Information supplied.
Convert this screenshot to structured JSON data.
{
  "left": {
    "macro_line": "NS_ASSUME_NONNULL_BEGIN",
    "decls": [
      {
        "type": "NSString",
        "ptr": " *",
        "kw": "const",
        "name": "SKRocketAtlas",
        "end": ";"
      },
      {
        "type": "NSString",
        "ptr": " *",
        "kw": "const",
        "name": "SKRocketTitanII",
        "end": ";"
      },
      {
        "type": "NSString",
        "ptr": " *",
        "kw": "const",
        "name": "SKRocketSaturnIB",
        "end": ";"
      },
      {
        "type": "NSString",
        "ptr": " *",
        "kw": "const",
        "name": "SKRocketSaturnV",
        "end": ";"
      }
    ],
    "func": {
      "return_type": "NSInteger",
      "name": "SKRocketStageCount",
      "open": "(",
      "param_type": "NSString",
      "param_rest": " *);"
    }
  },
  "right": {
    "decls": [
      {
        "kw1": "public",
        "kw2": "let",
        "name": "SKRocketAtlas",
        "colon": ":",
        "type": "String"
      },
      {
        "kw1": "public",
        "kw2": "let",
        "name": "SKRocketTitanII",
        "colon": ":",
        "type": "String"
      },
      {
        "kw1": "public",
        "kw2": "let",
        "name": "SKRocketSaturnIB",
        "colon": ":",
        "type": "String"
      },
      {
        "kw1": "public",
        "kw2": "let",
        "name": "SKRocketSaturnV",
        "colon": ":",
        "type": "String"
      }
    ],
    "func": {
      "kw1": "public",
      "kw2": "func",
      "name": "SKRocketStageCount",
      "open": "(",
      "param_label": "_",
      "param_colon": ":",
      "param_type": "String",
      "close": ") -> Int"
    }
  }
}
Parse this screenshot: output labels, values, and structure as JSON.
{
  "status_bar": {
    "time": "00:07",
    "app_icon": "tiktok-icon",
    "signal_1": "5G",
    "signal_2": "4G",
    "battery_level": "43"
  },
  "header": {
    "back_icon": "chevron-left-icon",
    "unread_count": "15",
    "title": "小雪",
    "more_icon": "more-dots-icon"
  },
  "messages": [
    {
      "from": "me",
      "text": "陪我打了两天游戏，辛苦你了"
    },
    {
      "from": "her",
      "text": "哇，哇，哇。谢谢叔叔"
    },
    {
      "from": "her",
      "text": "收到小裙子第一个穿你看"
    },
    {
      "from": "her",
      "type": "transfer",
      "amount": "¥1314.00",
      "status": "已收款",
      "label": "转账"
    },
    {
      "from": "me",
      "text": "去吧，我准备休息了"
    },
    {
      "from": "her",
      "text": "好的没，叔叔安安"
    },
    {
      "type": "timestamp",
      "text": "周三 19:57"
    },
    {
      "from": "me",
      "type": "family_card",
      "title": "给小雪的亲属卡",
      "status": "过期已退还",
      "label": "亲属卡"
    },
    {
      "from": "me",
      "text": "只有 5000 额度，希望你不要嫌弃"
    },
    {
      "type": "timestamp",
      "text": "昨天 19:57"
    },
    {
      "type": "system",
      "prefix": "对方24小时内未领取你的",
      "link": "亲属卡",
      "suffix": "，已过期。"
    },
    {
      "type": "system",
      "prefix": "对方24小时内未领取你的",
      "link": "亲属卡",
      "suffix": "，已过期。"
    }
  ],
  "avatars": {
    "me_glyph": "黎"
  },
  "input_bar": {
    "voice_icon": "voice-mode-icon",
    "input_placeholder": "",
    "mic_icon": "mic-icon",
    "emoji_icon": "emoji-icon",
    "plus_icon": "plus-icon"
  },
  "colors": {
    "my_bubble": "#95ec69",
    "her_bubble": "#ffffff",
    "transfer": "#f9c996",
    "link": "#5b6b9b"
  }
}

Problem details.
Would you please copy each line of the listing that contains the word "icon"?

Expected answer.
    "app_icon": "tiktok-icon",
    "back_icon": "chevron-left-icon",
    "more_icon": "more-dots-icon"
    "voice_icon": "voice-mode-icon",
    "mic_icon": "mic-icon",
    "emoji_icon": "emoji-icon",
    "plus_icon": "plus-icon"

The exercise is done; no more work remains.